    When the church doesn't voluntarily go, God will use whatever means it takes. I think since we haven't done a great job of reaching the Muslim world in the past 1400 years, God is using voluntary (immigration) and involuntary (refugees forced out of their homes) methods to cause these people to have an encounter with the Gospel. 

    The church needs to be ready!

  • VT
    Posted: Mon, 03/13/2017 03:59 pm

    Are they Christians? Or "christians?" there are those who say they are christians but aren't and there are those who say they are Christians and are. Like Mormons say they are Christians, but aren't.
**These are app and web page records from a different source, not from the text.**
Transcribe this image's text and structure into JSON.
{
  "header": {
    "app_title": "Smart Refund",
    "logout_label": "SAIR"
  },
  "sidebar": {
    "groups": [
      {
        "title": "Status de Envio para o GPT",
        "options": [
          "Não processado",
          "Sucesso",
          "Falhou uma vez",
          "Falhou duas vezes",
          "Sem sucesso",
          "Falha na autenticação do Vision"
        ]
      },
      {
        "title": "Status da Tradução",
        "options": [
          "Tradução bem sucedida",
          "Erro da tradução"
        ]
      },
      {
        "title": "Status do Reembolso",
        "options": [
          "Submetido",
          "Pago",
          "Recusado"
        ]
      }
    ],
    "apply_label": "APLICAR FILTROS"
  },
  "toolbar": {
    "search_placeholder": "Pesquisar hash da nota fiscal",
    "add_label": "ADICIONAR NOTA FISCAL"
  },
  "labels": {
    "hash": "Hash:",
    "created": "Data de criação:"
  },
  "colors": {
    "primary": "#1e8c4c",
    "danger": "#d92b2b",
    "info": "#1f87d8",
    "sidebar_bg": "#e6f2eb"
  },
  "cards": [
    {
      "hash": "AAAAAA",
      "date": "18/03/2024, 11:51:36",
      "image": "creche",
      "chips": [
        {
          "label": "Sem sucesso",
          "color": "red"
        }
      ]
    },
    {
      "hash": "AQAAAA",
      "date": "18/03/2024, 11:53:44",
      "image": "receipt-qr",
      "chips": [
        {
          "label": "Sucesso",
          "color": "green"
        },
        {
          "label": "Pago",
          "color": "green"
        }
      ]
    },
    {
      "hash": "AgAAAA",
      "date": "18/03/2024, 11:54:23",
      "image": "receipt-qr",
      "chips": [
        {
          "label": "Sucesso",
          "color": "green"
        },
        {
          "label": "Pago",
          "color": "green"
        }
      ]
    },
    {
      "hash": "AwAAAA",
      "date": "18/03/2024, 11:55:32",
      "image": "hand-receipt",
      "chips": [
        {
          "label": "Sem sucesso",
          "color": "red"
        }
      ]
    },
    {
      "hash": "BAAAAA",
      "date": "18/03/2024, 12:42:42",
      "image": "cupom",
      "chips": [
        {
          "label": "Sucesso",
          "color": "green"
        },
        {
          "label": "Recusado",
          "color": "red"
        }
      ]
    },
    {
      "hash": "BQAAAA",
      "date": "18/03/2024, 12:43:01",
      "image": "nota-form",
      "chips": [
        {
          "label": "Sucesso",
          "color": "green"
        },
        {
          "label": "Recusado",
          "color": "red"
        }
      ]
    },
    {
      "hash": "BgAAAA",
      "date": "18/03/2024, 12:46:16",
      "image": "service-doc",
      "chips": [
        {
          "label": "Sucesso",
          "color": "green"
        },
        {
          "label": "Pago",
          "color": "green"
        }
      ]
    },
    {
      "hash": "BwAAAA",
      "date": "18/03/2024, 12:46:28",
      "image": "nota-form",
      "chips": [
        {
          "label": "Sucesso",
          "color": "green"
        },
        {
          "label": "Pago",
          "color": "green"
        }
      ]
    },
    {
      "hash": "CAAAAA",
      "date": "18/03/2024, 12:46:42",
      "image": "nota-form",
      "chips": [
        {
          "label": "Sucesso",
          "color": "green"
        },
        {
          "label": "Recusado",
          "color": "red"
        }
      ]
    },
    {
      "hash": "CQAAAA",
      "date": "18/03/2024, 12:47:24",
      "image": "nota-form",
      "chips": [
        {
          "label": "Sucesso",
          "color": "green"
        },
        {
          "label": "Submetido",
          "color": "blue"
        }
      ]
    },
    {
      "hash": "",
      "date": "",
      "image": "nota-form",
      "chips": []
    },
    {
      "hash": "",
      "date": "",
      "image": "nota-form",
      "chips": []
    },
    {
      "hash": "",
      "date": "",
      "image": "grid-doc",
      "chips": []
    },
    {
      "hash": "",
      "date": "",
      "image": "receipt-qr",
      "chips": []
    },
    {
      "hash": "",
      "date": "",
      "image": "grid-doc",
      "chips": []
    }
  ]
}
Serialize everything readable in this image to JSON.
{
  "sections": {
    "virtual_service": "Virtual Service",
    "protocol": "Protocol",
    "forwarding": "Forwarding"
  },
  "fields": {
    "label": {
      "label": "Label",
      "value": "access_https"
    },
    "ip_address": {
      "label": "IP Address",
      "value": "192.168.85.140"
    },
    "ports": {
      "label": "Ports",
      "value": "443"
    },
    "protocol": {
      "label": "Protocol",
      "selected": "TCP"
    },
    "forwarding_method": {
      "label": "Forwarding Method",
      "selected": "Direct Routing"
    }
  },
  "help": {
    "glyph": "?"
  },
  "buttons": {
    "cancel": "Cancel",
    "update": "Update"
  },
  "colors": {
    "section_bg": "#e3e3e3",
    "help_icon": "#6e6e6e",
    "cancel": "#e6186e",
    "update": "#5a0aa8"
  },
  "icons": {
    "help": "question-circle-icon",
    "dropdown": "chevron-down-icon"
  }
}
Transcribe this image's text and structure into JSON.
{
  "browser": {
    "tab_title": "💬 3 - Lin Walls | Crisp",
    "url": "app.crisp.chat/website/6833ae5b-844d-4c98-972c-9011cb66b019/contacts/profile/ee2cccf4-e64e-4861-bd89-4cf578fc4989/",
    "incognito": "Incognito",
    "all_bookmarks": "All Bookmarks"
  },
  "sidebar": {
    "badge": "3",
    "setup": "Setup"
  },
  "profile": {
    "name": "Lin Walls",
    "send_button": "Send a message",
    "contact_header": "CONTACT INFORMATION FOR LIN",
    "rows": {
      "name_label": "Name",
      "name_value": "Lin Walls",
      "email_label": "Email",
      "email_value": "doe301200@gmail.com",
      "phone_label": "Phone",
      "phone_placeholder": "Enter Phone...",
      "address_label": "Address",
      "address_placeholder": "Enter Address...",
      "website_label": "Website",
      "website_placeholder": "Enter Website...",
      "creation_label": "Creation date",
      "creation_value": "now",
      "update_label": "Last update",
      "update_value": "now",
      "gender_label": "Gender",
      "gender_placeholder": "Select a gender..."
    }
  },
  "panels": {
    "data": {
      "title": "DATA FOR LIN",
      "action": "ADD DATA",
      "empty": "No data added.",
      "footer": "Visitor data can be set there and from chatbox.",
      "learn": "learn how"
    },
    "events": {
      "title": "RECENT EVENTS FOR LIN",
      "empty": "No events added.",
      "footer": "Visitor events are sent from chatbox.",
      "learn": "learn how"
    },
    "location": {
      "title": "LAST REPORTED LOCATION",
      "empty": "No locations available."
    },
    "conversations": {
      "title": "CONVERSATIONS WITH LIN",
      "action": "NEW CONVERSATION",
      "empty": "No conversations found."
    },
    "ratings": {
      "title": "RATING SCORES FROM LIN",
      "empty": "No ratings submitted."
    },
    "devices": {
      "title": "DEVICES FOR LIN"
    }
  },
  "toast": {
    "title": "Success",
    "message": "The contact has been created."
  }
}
  • John Kloosterman
    Posted: Tue, 03/14/2017 12:27 am

    Yes.  Clearly, as Christians, we are called upon to judge the sincerity of people's faith.  Oh wait, no.  That's exactly what we *weren't* supposed to do with "I don't need to ask Christ for forgiveness" Trump.  The only way that would be relevant is if for some reason there was some sort of special security preference given to people of a particular faith.  That might encourage lots of false converts joining the church.  Oh wait...

  • John Kloosterman
    Posted: Tue, 03/14/2017 12:29 am

    It's beautiful what God is doing among the refugees.  So many casual Muslims are seeing for the first time the true face of their religion, and becoming completely disillusioned with it, and instead accepting the grace of those who took them in.